Backing van Zegeren up at center will be Satchel Pierce (7-0, 255, Fr.). Pierce (Paige is his middle name for you baseball fans) is a true center who was heading to Marquette, but chose to follow Buzz Williams to Virginia Tech. He is a very raw player, and though he’ll have to play this year because of depth issues, he has a ways to go, like most 7-0 prospects these days.
As far as power forwards go, here are Tech’s options…
Shane Henry (6-8, 190, Jr.): Notice that Henry weights less than almost every wing on Virginia Tech’s team. He is an athletic player with plenty of energy, and he led his JUCO conference in blocks per game (4.7) and rebounds (12.5). Because of his size and lack of strength, he is not likely to be much of a threat with his back to the basket. I believe his initial role for the Hokies will be as an energy player off the bench. Hopefully he can add a lot of muscle mass with David Jackson before his senior season.

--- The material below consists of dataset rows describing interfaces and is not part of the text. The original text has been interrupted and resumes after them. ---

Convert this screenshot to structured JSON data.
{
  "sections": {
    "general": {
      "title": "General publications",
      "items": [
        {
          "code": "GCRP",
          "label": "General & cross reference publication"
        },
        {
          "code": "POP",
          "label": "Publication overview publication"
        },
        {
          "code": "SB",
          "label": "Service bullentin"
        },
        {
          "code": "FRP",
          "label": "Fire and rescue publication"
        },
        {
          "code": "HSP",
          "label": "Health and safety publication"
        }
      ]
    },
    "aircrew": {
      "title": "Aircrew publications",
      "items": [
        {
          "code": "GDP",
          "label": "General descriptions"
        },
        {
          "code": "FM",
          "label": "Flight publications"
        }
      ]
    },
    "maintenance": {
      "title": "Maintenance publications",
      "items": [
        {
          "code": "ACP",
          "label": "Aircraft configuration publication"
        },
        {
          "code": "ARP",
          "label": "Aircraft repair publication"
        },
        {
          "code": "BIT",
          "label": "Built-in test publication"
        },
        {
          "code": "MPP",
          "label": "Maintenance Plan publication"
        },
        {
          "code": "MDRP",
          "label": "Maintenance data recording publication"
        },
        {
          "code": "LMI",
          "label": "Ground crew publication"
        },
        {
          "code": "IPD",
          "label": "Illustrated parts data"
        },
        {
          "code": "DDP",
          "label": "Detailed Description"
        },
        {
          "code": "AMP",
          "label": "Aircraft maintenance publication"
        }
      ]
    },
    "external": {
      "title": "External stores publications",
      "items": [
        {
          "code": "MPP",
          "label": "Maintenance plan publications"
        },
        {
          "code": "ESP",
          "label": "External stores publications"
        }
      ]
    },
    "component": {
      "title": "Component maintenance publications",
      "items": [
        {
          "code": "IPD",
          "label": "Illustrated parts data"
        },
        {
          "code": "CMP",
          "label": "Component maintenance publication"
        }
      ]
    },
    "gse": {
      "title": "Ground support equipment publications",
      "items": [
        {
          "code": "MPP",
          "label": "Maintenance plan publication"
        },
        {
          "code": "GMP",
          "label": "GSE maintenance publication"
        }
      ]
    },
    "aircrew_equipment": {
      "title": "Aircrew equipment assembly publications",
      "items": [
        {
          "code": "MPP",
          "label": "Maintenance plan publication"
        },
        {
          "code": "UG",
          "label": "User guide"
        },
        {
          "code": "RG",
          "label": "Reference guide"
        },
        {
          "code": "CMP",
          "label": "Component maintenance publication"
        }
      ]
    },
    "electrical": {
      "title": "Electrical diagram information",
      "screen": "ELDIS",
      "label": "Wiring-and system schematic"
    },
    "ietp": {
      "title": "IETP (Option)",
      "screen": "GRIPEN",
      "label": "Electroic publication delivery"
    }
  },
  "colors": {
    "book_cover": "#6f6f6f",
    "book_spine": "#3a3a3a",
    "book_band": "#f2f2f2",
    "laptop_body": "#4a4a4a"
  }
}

Christian Beyer (6-7, 220, Sr.): The walk-on has played major minutes the last two seasons, and he has proven to be one of the most natural rebounders on the team. He has a nose for the basketball and a good hoops IQ, though he lacks size and overall athletic ability. At this point it’s unknown exactly how Beyer will fit in Buzz’s rotation plans this year.

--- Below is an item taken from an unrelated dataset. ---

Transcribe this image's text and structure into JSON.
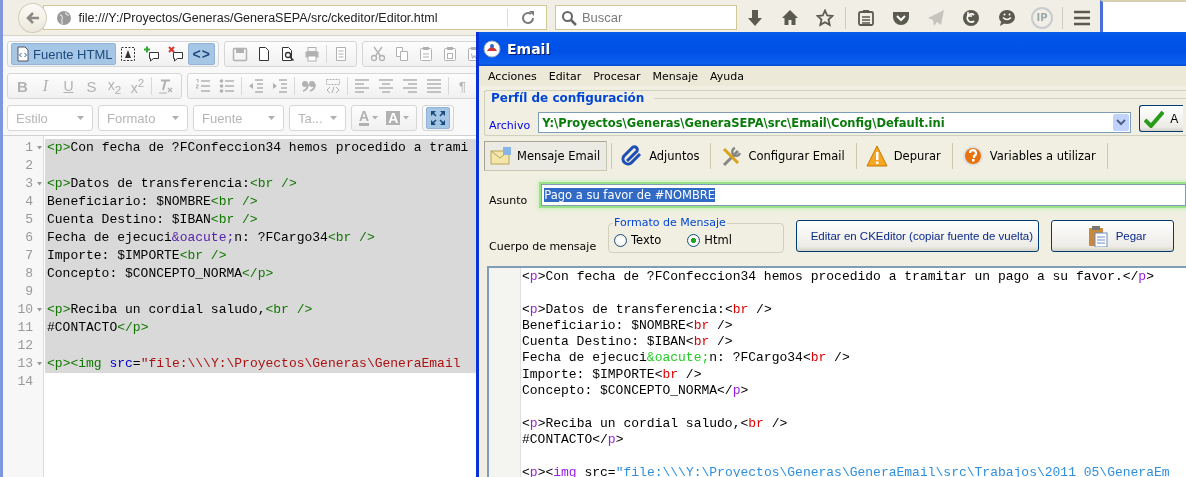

One proven player, one raw freshman, one JUCO who lacks size and strength, and one walk-on…that’s the frontcourt that Buzz Williams has to work with this season. As a result, we can expect to see a number of 4-guard/wing lineups this year. Greg Donlon (6-8, 230, Jr.) is another walk-on, but he is unlikely to see any important minutes.
Zach LeDay (6-7, 235, Jr.) is a transfer from South Florida who has to sit out this year. He should play a major role as a r-junior in 2015-16.
Opening day starting lineup
I hear through the grapevine that the Hokies went with the following starting lineup in this past weekend’s scrimmage against South Carolina…
Obviously that could change any day, as Buzz Williams is still getting a feel for what is an entirely new group of players for him. However, if Saturday’s scrimmage is any indicator, that group above would represent the starting lineup if the season began tomorrow.
Other possibilities are Ahmed Hill and Jalen Hudson at either the 2 or the 3. Shane Henry is also a possibility, though he is probably better suited to playing 15 minutes per game as an energy guy off the bench.
That’s not an ideal starting lineup, from a height standpoint. However, you have to get your best five guys on the court, and considering the Hokies don’t have a true power forward, a 4-guard lineup is definitely the way to go at this point.
Today’s article has been a simple primer on Tech’s personnel. Later this week, we’ll return with a more in-depth preview about the team and program in a TSL Pass article.